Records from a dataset
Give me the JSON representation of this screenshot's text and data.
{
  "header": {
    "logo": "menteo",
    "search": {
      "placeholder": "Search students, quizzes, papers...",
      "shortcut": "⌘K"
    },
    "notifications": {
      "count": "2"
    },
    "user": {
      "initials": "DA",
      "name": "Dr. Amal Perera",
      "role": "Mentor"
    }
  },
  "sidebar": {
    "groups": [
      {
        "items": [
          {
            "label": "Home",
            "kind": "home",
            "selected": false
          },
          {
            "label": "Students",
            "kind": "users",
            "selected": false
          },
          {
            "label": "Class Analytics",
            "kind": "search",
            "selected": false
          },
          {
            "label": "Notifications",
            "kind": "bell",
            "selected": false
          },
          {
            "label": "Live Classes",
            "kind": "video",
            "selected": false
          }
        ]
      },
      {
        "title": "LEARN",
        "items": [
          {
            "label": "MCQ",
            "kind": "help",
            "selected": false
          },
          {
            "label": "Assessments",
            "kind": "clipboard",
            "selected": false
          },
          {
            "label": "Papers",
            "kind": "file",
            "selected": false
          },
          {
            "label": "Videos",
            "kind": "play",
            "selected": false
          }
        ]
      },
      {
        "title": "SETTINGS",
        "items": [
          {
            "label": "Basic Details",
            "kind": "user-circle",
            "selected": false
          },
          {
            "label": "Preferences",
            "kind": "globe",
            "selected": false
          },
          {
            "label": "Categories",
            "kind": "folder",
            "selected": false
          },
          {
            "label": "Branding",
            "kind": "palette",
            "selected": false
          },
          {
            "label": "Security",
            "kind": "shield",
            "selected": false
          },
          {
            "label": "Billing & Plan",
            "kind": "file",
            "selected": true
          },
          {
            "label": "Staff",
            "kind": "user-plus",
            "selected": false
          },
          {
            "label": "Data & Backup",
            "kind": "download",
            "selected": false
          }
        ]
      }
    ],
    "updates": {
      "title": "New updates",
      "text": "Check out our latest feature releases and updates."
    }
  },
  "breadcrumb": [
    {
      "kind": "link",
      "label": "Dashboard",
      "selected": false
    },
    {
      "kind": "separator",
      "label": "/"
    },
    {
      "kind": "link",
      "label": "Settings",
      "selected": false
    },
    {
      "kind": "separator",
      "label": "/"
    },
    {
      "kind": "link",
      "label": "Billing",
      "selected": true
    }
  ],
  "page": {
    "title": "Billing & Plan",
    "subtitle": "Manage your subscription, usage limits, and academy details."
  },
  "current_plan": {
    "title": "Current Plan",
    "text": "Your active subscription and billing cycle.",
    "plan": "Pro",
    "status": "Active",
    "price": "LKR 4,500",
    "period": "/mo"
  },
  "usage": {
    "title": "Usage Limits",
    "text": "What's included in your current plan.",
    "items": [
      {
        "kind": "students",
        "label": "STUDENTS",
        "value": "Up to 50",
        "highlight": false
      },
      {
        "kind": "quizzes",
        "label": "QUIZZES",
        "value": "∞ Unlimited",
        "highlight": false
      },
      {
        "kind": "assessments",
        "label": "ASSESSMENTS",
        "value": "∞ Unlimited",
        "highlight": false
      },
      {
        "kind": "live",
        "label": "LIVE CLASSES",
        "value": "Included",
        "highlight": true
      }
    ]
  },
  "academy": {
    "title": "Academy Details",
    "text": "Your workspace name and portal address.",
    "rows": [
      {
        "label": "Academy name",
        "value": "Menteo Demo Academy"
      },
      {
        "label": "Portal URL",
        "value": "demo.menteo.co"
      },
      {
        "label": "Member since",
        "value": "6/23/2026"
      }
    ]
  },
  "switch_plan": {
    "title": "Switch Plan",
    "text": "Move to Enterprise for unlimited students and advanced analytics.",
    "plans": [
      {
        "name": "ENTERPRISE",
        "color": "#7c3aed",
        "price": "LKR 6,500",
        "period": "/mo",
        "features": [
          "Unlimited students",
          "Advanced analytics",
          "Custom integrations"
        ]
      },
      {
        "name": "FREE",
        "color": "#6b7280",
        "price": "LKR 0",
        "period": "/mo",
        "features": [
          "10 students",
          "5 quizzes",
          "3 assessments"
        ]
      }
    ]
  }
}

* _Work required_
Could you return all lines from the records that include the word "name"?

* _Exercise solution_
      "name": "Dr. Amal Perera",
    "text": "Your workspace name and portal address.",
        "label": "Academy name",
        "name": "ENTERPRISE",
        "name": "FREE",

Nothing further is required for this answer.